Of course, in addition to celebrating St. Patrick's Day, today we also celebrate, as we all know, the anniversary of the Battle of Guilford Courthouse, fought on March 15, 1781. Though the British "won" the battle, it was the high water mark of their southern campaign, and cost them men they could not replace. Seven months after his victory at Guilford Courthouse, Lord Cornwallis would surrender to the combined American and French forces under General George Washington. This weekend saw a reenactment of the battle.
Of particular note was the contribution made by the lovely Ellen, in her fetching chapeaux.
There is a distinction between being committed to something and involved in something. In the case of bacon and eggs, for example, the hen is involved. The pig is committed. I may have crossed from involved to committed with regard to bread baking. This may be a good thing, since my daughters often tell me I ought to be committed. (I have three beautiful, smart and gifted daughters. And a wonderful, long-suffering, and fairly patient wife (who does at least derive the benefit of my culinary efforts). Even the dog is female. In the words of Friedrich Nietzsche—and Conan the Barbarian—what doesn’t kill you makes you stronger. This Braid is kind of the same thing, heavily weighted to the distaff side. But at least here I have Elwood at Flour Today, Bread Tomorrow to be in my Band of Brothers (we are but bakers for the working day, our gayness and our gilt are all besmirch’d with dusty flour and sticky dough, and time hath worn us into slovenry. But, by the mass, our loaves are in the trim).)
Anyway, I sprung for a flour mill. After reading various reviews and posts I decided on a Nutrimll.
I used hard red wheat from Pleasant Mill Grains, which is also where I got my mill. I used it to make the Master Whole Grain. I was a bit concerned, based on the experience of Mama Peck at Bread That’s Good for You, who had some trouble getting the hydration right.

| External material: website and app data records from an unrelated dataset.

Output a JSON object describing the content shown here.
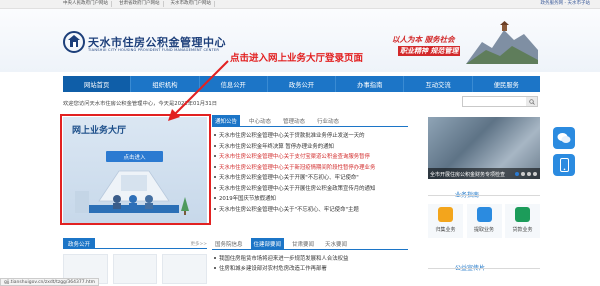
{
  "top_links": [
    "中央人民政府门户网站",
    "甘肃省政府门户网站",
    "天水市政府门户网站"
  ],
  "top_right": "政务服务网 - 天水市子站",
  "logo": {
    "cn": "天水市住房公积金管理中心",
    "en": "TIANSHUI CITY HOUSING PROVIDENT FUND MANAGEMENT CENTER"
  },
  "slogan": {
    "line1": "以人为本  服务社会",
    "line2": "职业精神  规范管理"
  },
  "nav": [
    "网站首页",
    "组织机构",
    "信息公开",
    "政务公开",
    "办事指南",
    "互动交流",
    "便民服务"
  ],
  "welcome": "欢迎您访问天水市住房公积金管理中心，今天是2022年01月31日",
  "banner": {
    "title": "网上业务大厅",
    "enter": "点击进入"
  },
  "annotation": "点击进入网上业务大厅登录页面",
  "news_tabs": [
    "通知公告",
    "中心动态",
    "管理动态",
    "行业动态"
  ],
  "news": [
    {
      "text": "天水市住房公积金管理中心关于贷款批准业务停止发送一天的",
      "red": false
    },
    {
      "text": "天水市住房公积金年终决算 暂停办理业务的通知",
      "red": false
    },
    {
      "text": "天水市住房公积金管理中心关于支付宝渠道公积金查询服务暂停",
      "red": true
    },
    {
      "text": "天水市住房公积金管理中心关于新冠疫情期间阶段性暂停办理业务",
      "red": true
    },
    {
      "text": "天水市住房公积金管理中心关于开展\"不忘初心、牢记使命\"",
      "red": false
    },
    {
      "text": "天水市住房公积金管理中心关于开展住房公积金政策宣传月的通知",
      "red": false
    },
    {
      "text": "2019年国庆节放假通知",
      "red": false
    },
    {
      "text": "天水市住房公积金管理中心关于\"不忘初心、牢记使命\"主题",
      "red": false
    }
  ],
  "photo_caption": "全市开展住房公积金财务专项检查",
  "guide_title": "业务指南",
  "guide": [
    {
      "label": "归集业务",
      "color": "#f3a51c"
    },
    {
      "label": "提取业务",
      "color": "#2b8be0"
    },
    {
      "label": "贷款业务",
      "color": "#1c9c5a"
    }
  ],
  "zwgk_title": "政务公开",
  "zwgk_more": "更多>>",
  "tabs2": [
    "国务院信息",
    "住建部要闻",
    "甘肃要闻",
    "天水要闻"
  ],
  "news2": [
    "我国住房租赁市场将迎来进一步规范发展和人合法权益",
    "住房和城乡建设部对农村危房改造工作再部署"
  ],
  "public_title": "公益宣传片",
  "status_url": "gjj.tianshuigov.cn/zxdt/tzgg/364377.htm"
}
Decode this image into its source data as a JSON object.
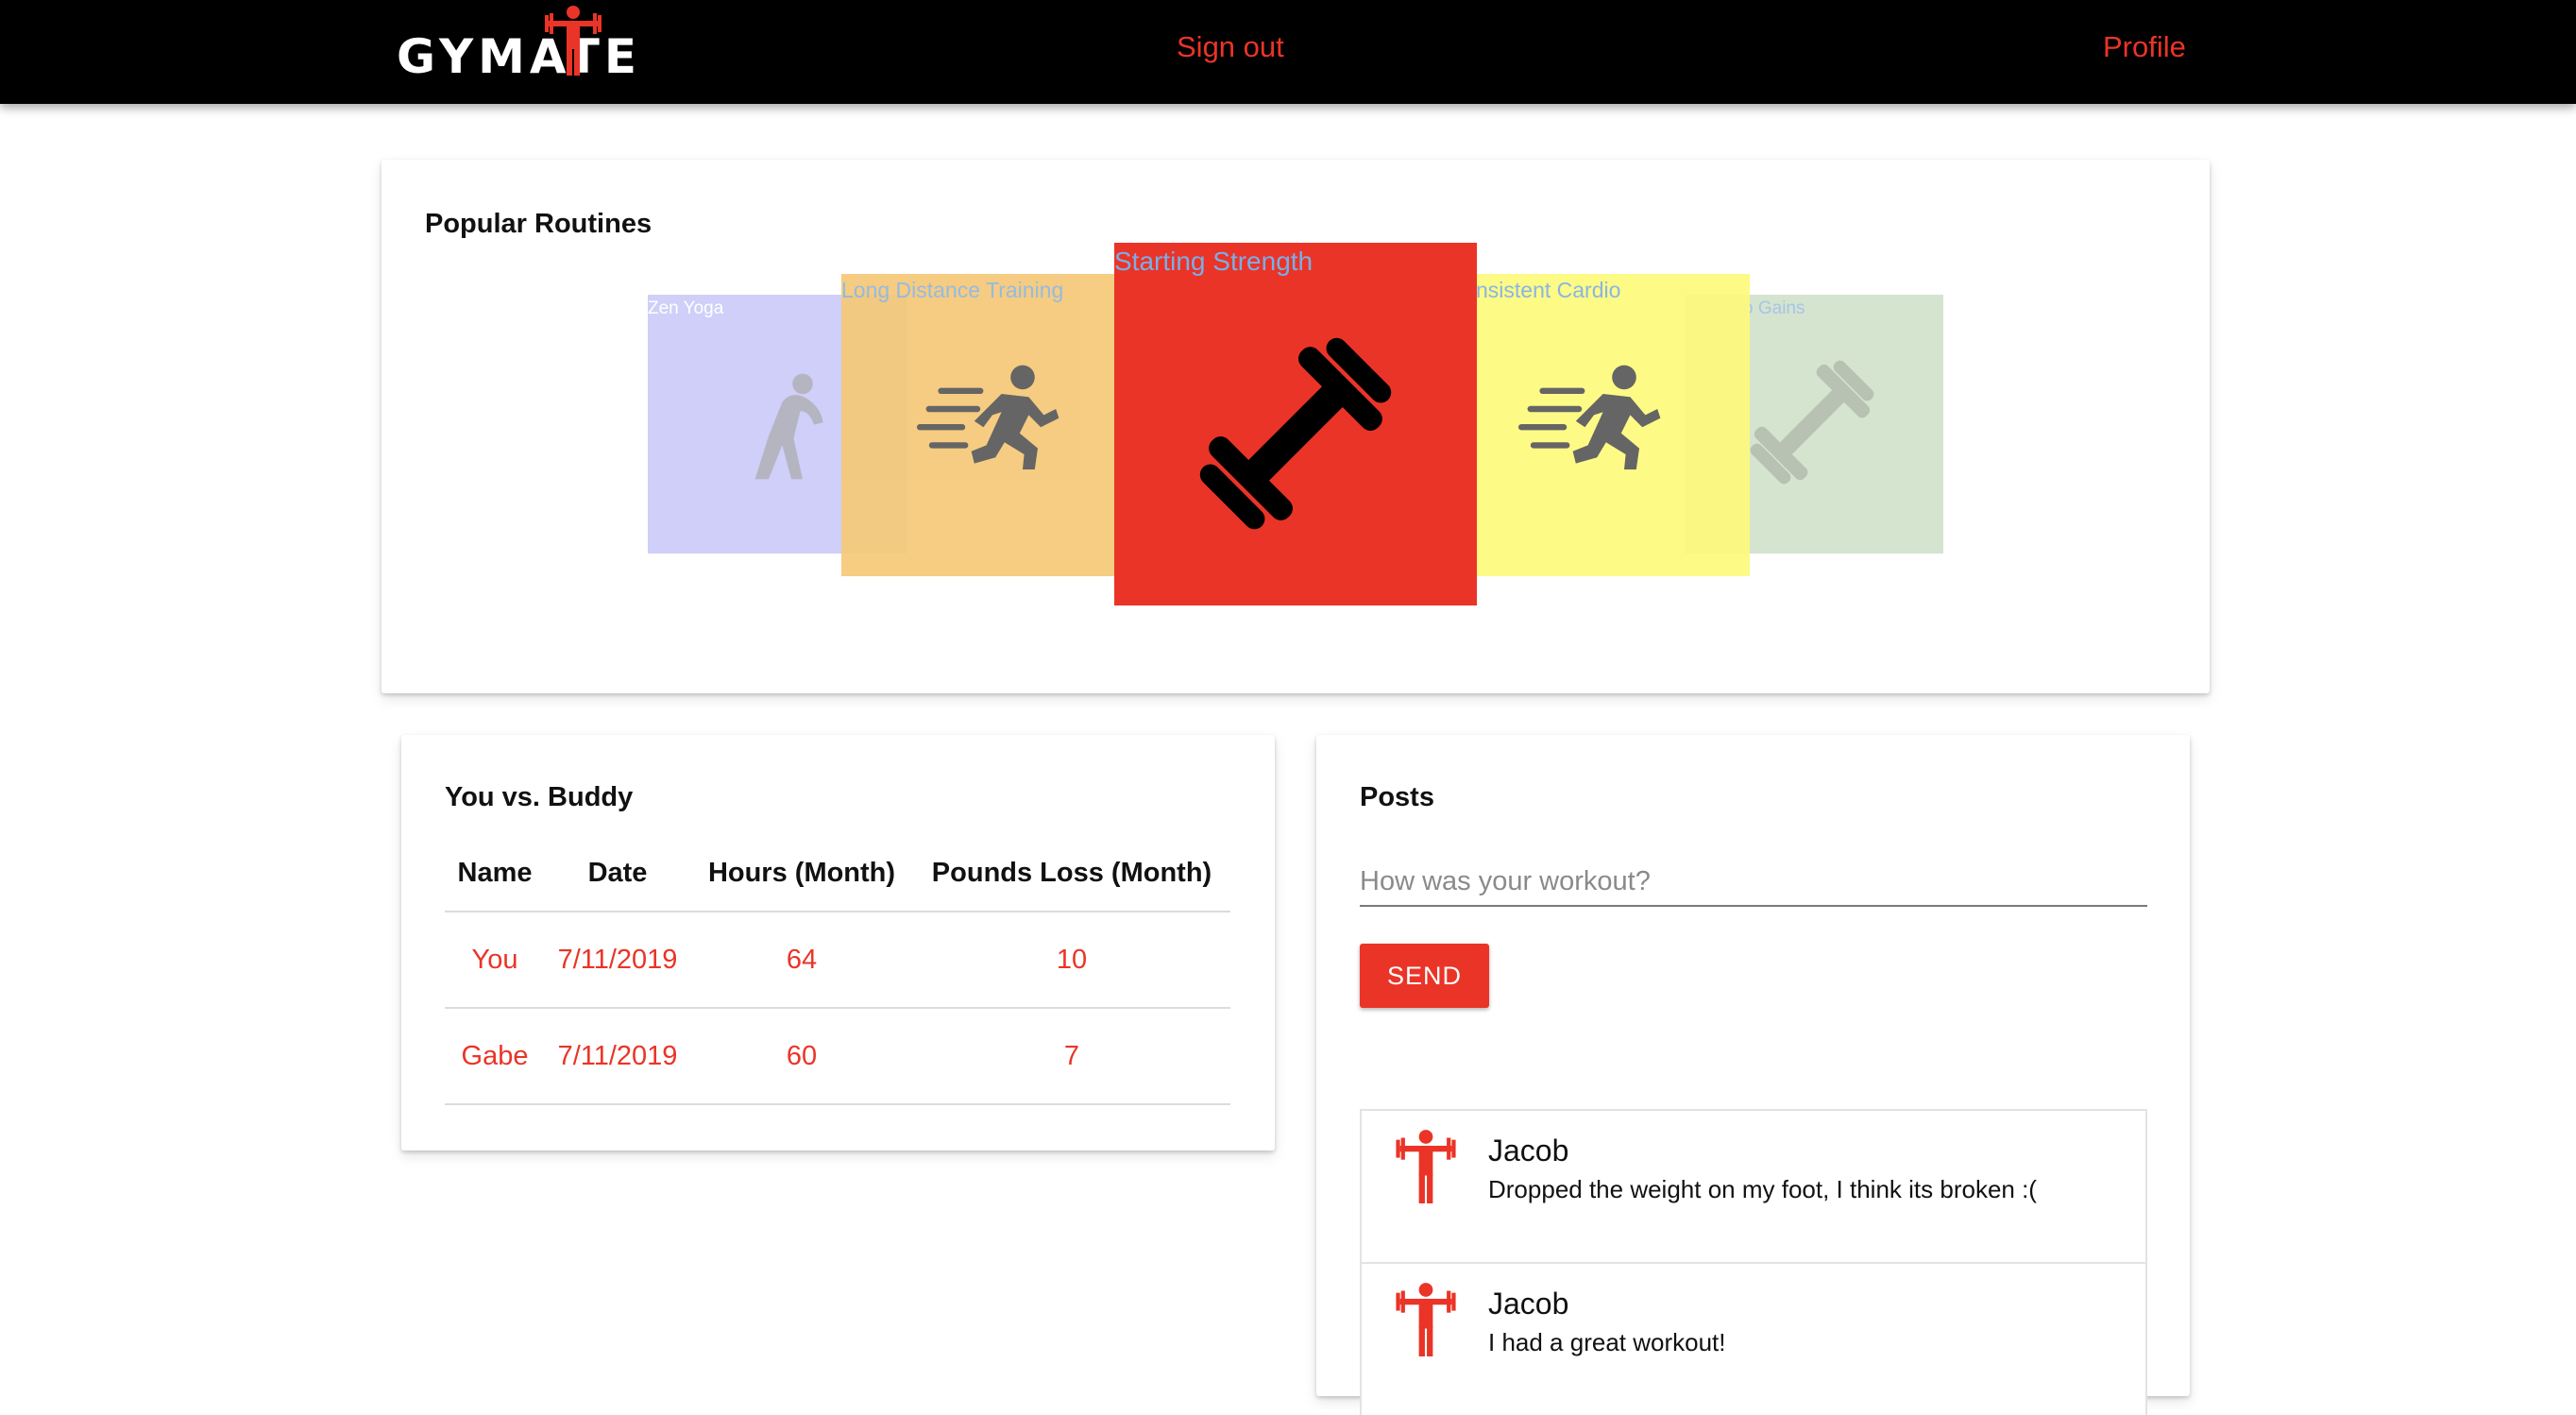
{
  "brand": {
    "logo_text": "GYMATE",
    "accent_color": "#ea3427"
  },
  "nav": {
    "signout_label": "Sign out",
    "profile_label": "Profile"
  },
  "routines": {
    "title": "Popular Routines",
    "slides": [
      {
        "label": "Zen Yoga",
        "color": "#cfcff9",
        "icon": "yoga-stretch-icon"
      },
      {
        "label": "Long Distance Training",
        "color": "#f5c978",
        "icon": "running-icon"
      },
      {
        "label": "Starting Strength",
        "color": "#ea3427",
        "icon": "dumbbell-icon"
      },
      {
        "label": "nsistent Cardio",
        "color": "#fdfa7d",
        "icon": "running-icon"
      },
      {
        "label": "o Gains",
        "color": "#d5e4cf",
        "icon": "dumbbell-icon"
      }
    ]
  },
  "buddy": {
    "title": "You vs. Buddy",
    "columns": [
      "Name",
      "Date",
      "Hours (Month)",
      "Pounds Loss (Month)"
    ],
    "rows": [
      [
        "You",
        "7/11/2019",
        "64",
        "10"
      ],
      [
        "Gabe",
        "7/11/2019",
        "60",
        "7"
      ]
    ]
  },
  "posts": {
    "title": "Posts",
    "input_placeholder": "How was your workout?",
    "send_label": "SEND",
    "items": [
      {
        "author": "Jacob",
        "text": "Dropped the weight on my foot, I think its broken :(",
        "avatar": "weightlifter-icon"
      },
      {
        "author": "Jacob",
        "text": "I had a great workout!",
        "avatar": "weightlifter-icon"
      }
    ]
  }
}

I decided to weigh the flour, since after milling it would be particularly “fluffy,” and it seemed to work out fine. It seemed a bit wetter when I mixed it, but after a spell in the fridge I did not notice any difference from my usual batches. And the bread was great, and more nutritious. What more can I ask?
Anyway, as to the tasks at hand, I first made the Pesto Bread. I used frozen pesto from last Summer’s garden, and slivered almonds instead of pine nuts (cheaper, and I had some in the freezer). In keeping with this “healthy” thing, here is a recipe from Curlytopbop for
Almost No Fat Pesto
1-2 cups spinach
1 cup basil
2-3 tbsp Parmesan
1/3 cup walnuts
Garlic salt (or garlic) to taste
And the key ingredient--1 whole tomato (the juices are the perfect replacement for olive oil in this recipe)
Toss everything in a blender or food processor and blend your way to "green sauce" heaven.
The dough had a greenish tinge, and a great smell. After rising and chillin’ in the fridge I formed it into a loaf, let it rest, and slashed it.
It baked up beautifully. And tasted good too.
It had a subtle flavor, perhaps because my pesto used a mix of spinach and basil.
So I thought “What could be better than that?” And it came to me-- use the dough to make pepperoni bread.
A little pepperoni, a little cheese
and great Pesto
Since we had a thaw here on the North Coast, I fired up the grill and made grilled flatbread from both the black bean and the pesto dough. I think this is probably the easiest way to make bread. I just pull off a hunk, flatten it, and throw it directly on the grill grates. A few minutes on each side and it is done.
And finally, I made the Avocado-Guacamole Bread. I used about a third of a cup of canned diced tomatoes, thanks to the idea offered by Judy L, since tomatoes are not at their peak around here at this time of the year.